Many animals — including raccoons, foxes and ferrets — can acquire distemper, but dogs are most likely to pick it up through direct contact with an infected dog’s saliva, blood or urine. This can happen when your pet uses another dog’s food or water bowl. It can also be passed through the air if an infected dog sneezes or coughs near your dog. In extremely rare cases, your pet can contract it from an improperly attenuated vaccine.

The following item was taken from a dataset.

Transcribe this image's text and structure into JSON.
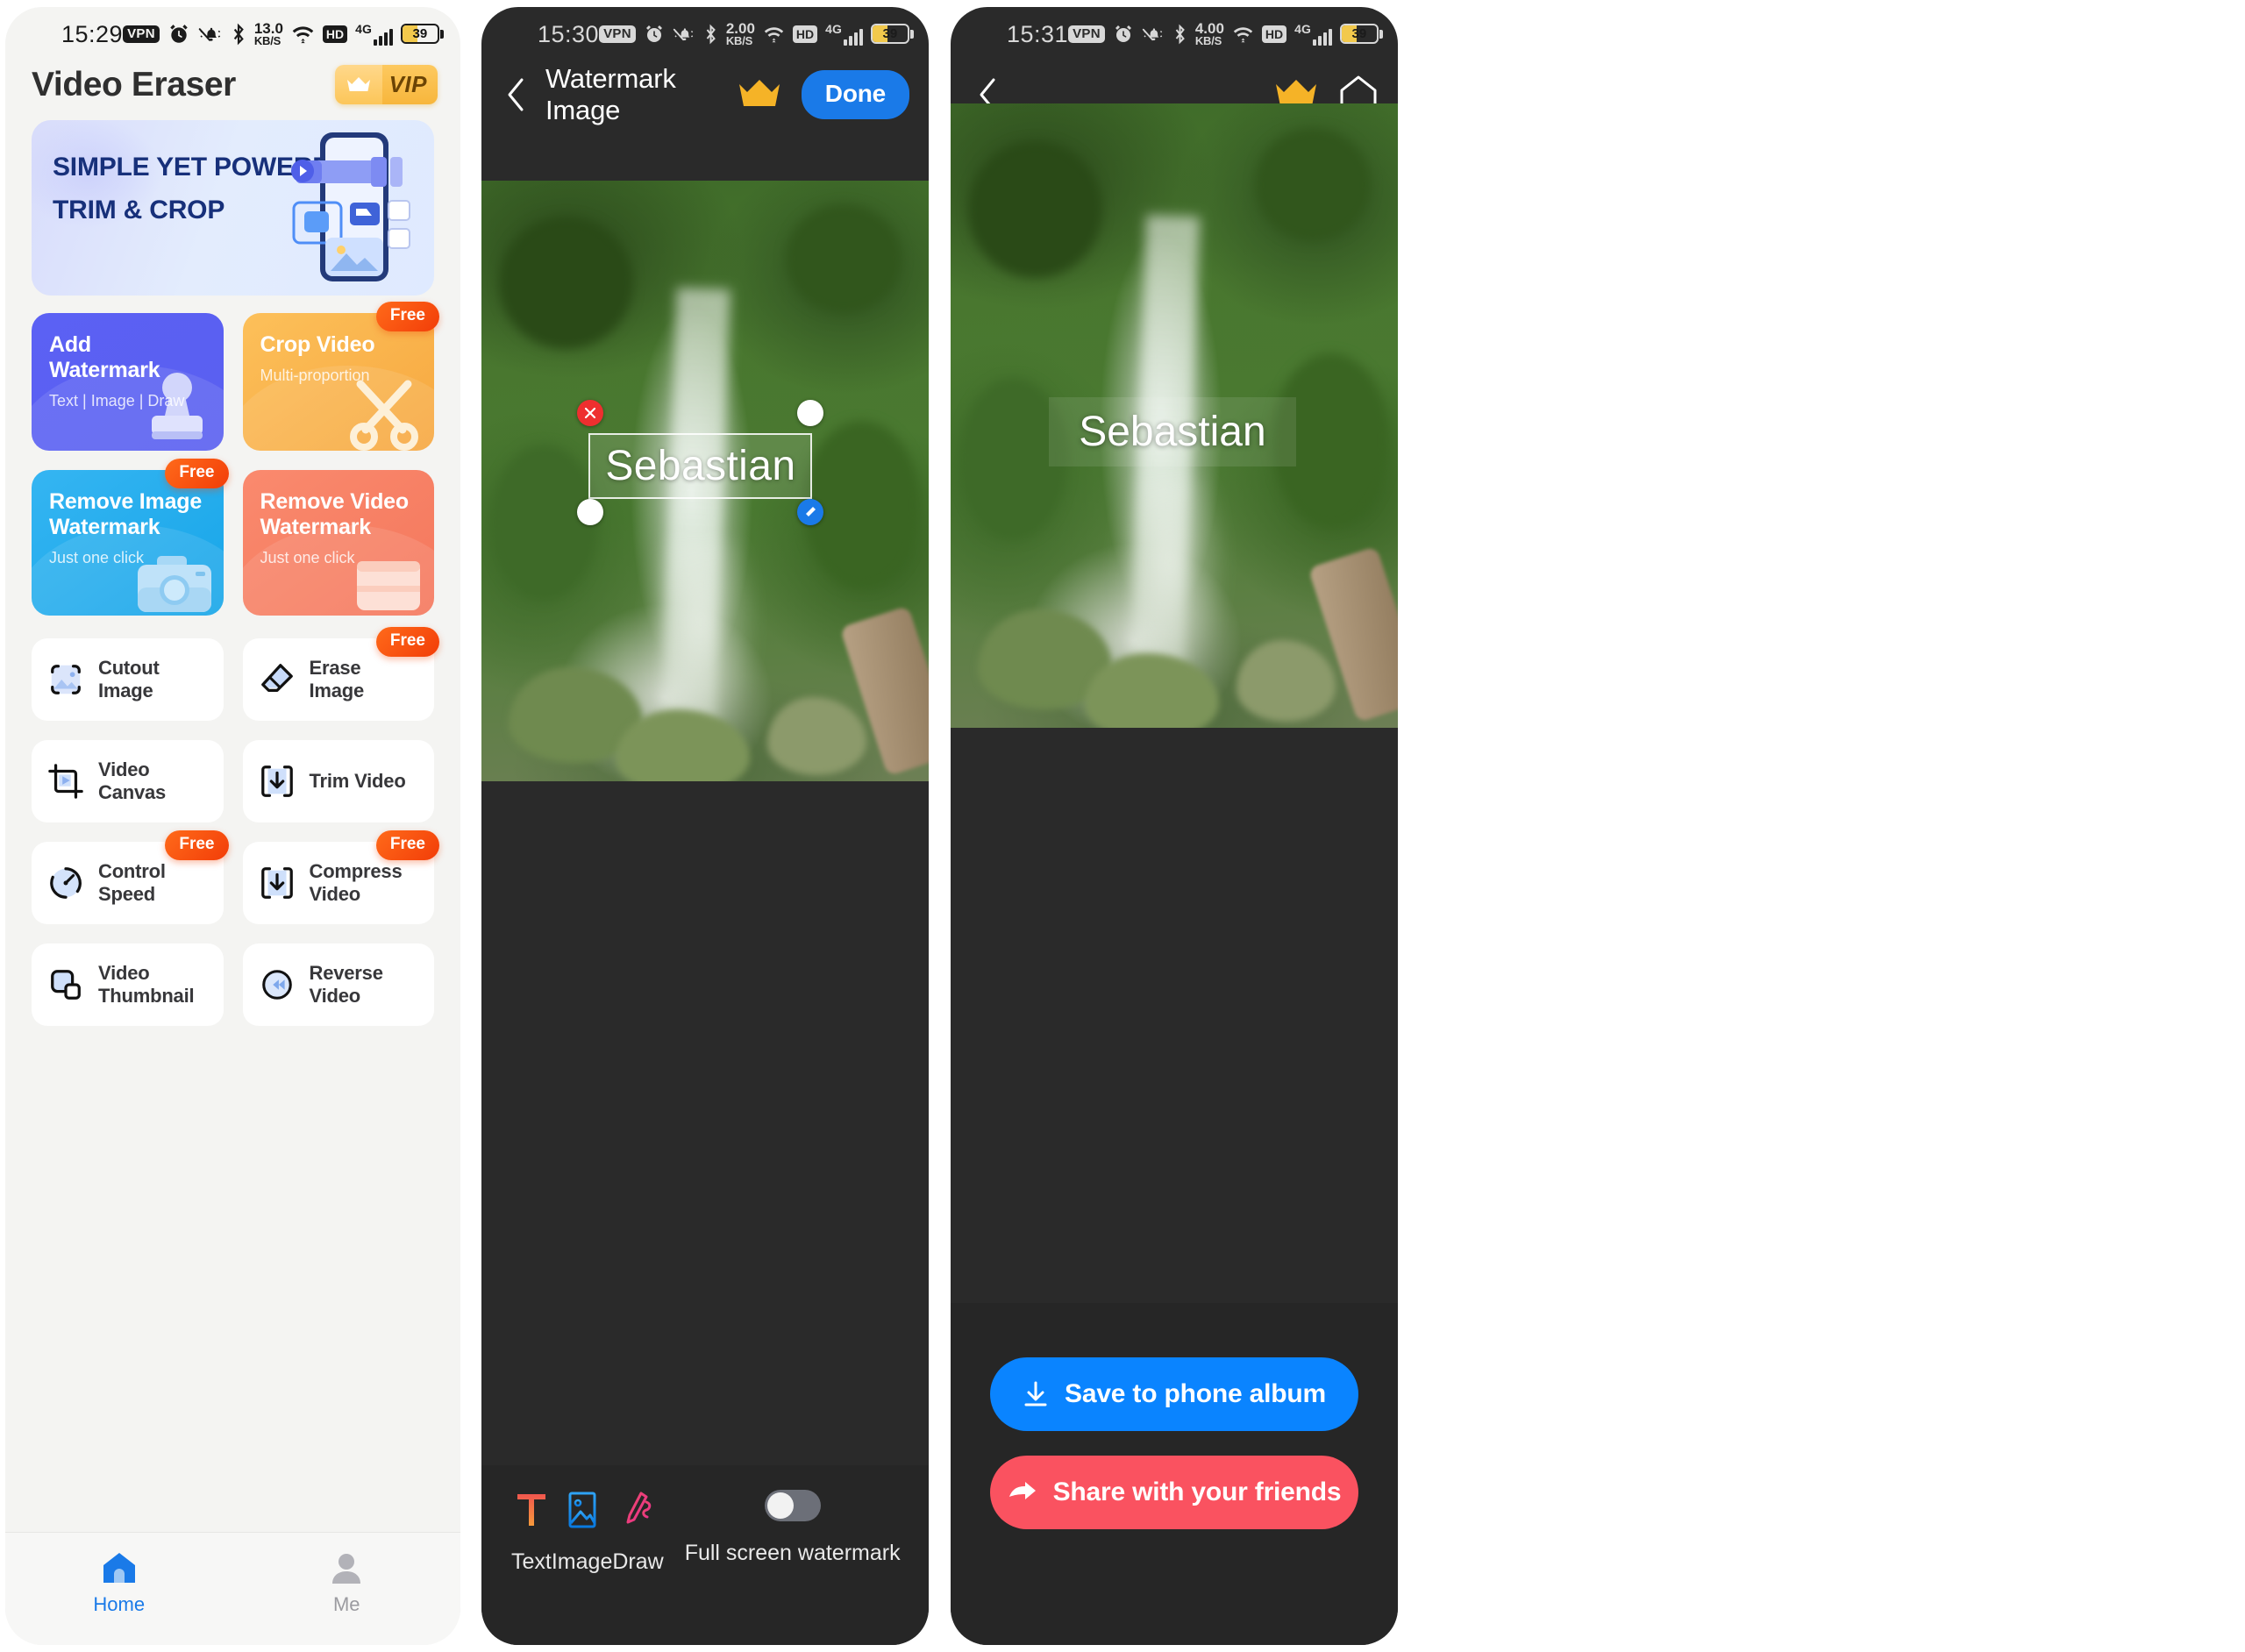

Puppies and young dogs who have not received the distemper vaccine are at highest risk of getting the virus — particularly those under 7 weeks of age born to mothers who have not been vaccinated. Dogs with weakened immune systems due to bacterial respiratory and gastrointestinal infections are also at an increased risk of contracting distemper.